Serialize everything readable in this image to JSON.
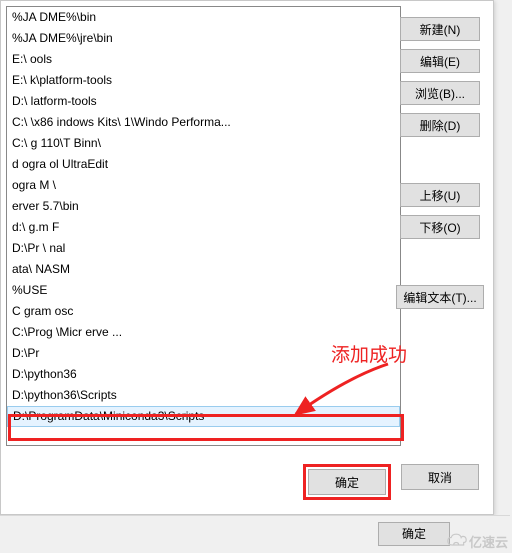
{
  "list": {
    "items": [
      {
        "display": "%JA            DME%\\bin"
      },
      {
        "display": "%JA          DME%\\jre\\bin"
      },
      {
        "display": "E:\\                                          ools"
      },
      {
        "display": "E:\\                                  k\\platform-tools"
      },
      {
        "display": "D:\\                                                         latform-tools"
      },
      {
        "display": "C:\\               \\x86  indows Kits\\  1\\Windo   Performa..."
      },
      {
        "display": "C:\\   g                                    110\\T       Binn\\"
      },
      {
        "display": "d    ogra                                       ol        UltraEdit"
      },
      {
        "display": "     ogra          M                                          \\"
      },
      {
        "display": "                                        erver 5.7\\bin"
      },
      {
        "display": "d:\\    g.m   F"
      },
      {
        "display": "D:\\Pr              \\         nal"
      },
      {
        "display": "                           ata\\     NASM"
      },
      {
        "display": "%USE"
      },
      {
        "display": "C     gram           osc"
      },
      {
        "display": "C:\\Prog         \\Micr            erve                            ..."
      },
      {
        "display": "D:\\Pr"
      },
      {
        "display": "D:\\python36"
      },
      {
        "display": "D:\\python36\\Scripts"
      },
      {
        "display": "D:\\ProgramData\\Miniconda3\\Scripts",
        "selected": true
      }
    ]
  },
  "buttons": {
    "new": "新建(N)",
    "edit": "编辑(E)",
    "browse": "浏览(B)...",
    "delete": "删除(D)",
    "moveUp": "上移(U)",
    "moveDown": "下移(O)",
    "editText": "编辑文本(T)...",
    "ok": "确定",
    "cancel": "取消",
    "ok2": "确定"
  },
  "annotation": "添加成功",
  "watermark": "亿速云"
}
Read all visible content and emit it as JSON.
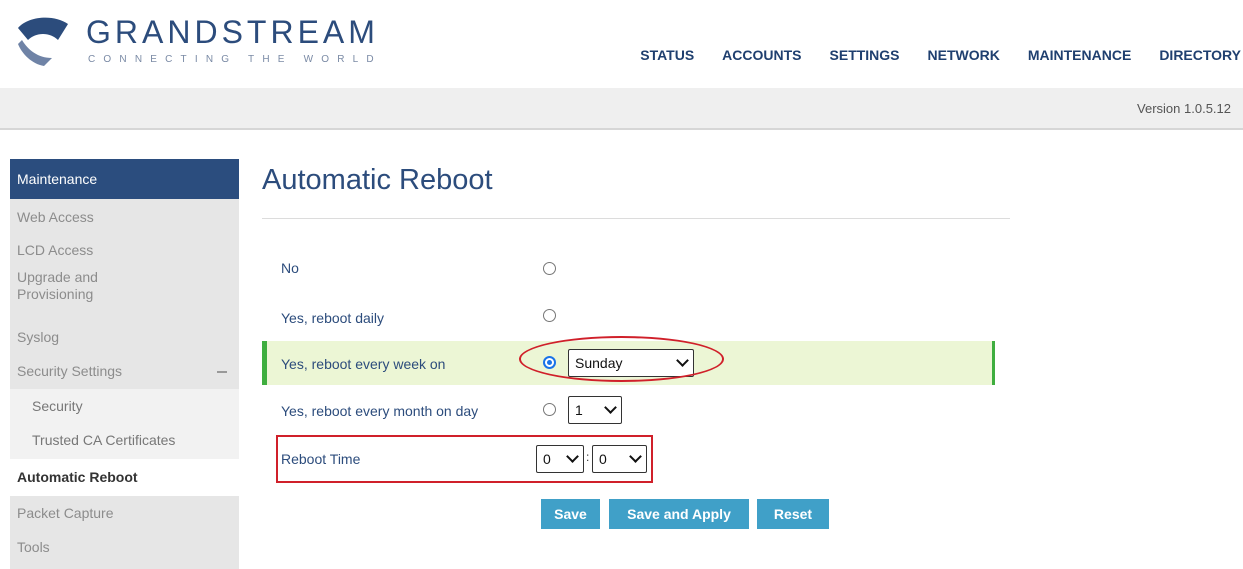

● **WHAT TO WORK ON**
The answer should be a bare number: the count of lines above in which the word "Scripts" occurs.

● **TASK OUTPUT**
2